My husband and the three youngest kids went out to the country yesterday to pick out a fresh Frasier. Now that this prized tree is up, I am reminding myself about how disastrous it was last year when we tried to do a "family tree trimming night." with all of the ornaments down at once and not having pre-planned the whole thing. Between Caroline's total lack of patience with noise and chaos, and Mae's insistence on perfection, I seem to recall that we had to bring everything to a screeching halt. We decided to try again the next night, with only one child at a time hanging up their own ornaments. This was a much better strategy than the confusion over whose ornaments were where and who got to put up what when. Again, something simple for other families is far from easy when you have a child with Aspergers, or bipolar disorder, or severe ADHD (or all three for that matter.) Accommodations must be made or you will hate this holiday so much you may refuse to decorate at all, as I was close to doing last year!
Oh, and we do not make Caroline sit through one of our other daughter's Nutcracker ballets, like we did in years past.

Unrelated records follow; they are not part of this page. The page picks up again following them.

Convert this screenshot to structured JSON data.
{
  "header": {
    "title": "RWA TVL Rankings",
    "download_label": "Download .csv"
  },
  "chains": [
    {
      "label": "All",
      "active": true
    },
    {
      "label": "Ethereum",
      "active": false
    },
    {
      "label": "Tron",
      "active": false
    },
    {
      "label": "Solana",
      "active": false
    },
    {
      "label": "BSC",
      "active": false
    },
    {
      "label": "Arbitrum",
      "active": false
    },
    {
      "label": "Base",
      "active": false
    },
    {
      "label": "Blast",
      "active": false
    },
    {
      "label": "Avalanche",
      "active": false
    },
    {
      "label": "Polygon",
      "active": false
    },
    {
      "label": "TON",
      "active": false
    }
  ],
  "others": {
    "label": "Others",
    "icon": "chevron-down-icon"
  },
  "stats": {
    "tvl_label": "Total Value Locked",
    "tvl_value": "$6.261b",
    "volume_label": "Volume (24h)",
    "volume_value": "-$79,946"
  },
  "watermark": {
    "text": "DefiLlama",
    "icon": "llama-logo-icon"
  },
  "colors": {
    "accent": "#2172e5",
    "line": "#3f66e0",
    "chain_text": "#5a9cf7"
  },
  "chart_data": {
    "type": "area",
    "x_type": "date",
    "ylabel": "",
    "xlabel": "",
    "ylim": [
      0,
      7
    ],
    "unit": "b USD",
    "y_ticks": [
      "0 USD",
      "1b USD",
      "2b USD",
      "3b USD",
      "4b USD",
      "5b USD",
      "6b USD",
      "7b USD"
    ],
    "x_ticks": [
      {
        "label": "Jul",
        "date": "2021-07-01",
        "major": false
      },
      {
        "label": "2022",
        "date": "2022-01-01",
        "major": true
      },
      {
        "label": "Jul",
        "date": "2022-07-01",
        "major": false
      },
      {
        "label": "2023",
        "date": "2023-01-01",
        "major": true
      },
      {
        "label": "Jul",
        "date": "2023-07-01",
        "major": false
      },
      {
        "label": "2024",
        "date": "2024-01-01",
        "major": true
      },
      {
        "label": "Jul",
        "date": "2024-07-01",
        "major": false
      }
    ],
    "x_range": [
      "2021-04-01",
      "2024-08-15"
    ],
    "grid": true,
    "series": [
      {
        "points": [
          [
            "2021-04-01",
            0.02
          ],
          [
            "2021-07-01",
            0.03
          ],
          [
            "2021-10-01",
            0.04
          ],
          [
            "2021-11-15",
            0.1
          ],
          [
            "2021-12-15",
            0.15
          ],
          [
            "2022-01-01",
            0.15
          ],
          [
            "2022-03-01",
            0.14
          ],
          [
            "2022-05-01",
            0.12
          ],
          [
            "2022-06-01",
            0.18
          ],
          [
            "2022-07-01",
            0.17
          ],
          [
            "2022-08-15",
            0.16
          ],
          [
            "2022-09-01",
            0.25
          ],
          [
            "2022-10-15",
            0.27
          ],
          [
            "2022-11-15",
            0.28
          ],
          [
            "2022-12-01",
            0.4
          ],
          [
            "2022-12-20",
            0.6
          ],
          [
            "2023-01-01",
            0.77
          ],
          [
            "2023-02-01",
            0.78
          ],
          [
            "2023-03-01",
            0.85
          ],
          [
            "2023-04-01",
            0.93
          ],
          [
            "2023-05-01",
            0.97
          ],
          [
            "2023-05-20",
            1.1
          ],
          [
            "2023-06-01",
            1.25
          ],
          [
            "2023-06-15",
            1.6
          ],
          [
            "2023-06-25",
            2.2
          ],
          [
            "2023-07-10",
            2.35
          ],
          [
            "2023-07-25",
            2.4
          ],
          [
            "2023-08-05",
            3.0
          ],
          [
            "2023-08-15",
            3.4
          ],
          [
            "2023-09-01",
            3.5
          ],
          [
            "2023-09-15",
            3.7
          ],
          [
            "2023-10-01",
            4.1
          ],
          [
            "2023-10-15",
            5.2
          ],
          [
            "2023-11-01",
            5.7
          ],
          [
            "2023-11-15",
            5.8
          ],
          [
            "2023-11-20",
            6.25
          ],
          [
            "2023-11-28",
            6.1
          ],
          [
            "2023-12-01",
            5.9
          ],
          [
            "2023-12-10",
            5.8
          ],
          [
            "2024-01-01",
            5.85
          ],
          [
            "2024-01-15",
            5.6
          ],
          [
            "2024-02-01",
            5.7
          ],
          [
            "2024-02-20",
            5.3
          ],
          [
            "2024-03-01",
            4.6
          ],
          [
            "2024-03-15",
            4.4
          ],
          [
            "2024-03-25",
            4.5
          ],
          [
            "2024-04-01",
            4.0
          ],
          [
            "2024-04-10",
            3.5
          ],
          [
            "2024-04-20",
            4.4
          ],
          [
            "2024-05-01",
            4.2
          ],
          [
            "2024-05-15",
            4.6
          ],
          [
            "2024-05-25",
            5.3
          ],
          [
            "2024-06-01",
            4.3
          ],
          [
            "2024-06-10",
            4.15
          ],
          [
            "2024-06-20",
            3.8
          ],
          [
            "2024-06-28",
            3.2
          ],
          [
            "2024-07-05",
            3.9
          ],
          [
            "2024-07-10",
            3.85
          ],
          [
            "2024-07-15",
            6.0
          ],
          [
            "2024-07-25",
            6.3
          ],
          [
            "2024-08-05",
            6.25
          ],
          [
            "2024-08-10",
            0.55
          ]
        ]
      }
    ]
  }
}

She hates watching ballet, so why make her endure, or make us endure, her discomfort? Without the normal amount of self-control that other thirteen year olds have, she would get claustrophobic and agitated with each passing minute of the ballet. Some things are just not worth the pain. So we will do our best to enjoy this wonderful season celebrating God's gift to the world of His precious Son, while keeping it as low key as possible. Now, ice skating as a family is something everyone seems to tolerate just fine, as well as seeing the display of lights at the botanical gardens. You just have to find what works and what doesn't. Decorating one gingerbread house at the same time doesn't work. Letting each child do one side by themselves, bingo. Taking all four kids shopping for presents for each other together: bad idea. Taking one at a time, magic. Be kind to yourself. Drop the idea of a perfect Normal Rockwell Christmas, and embrace one that is rich in meaning, if not in activities.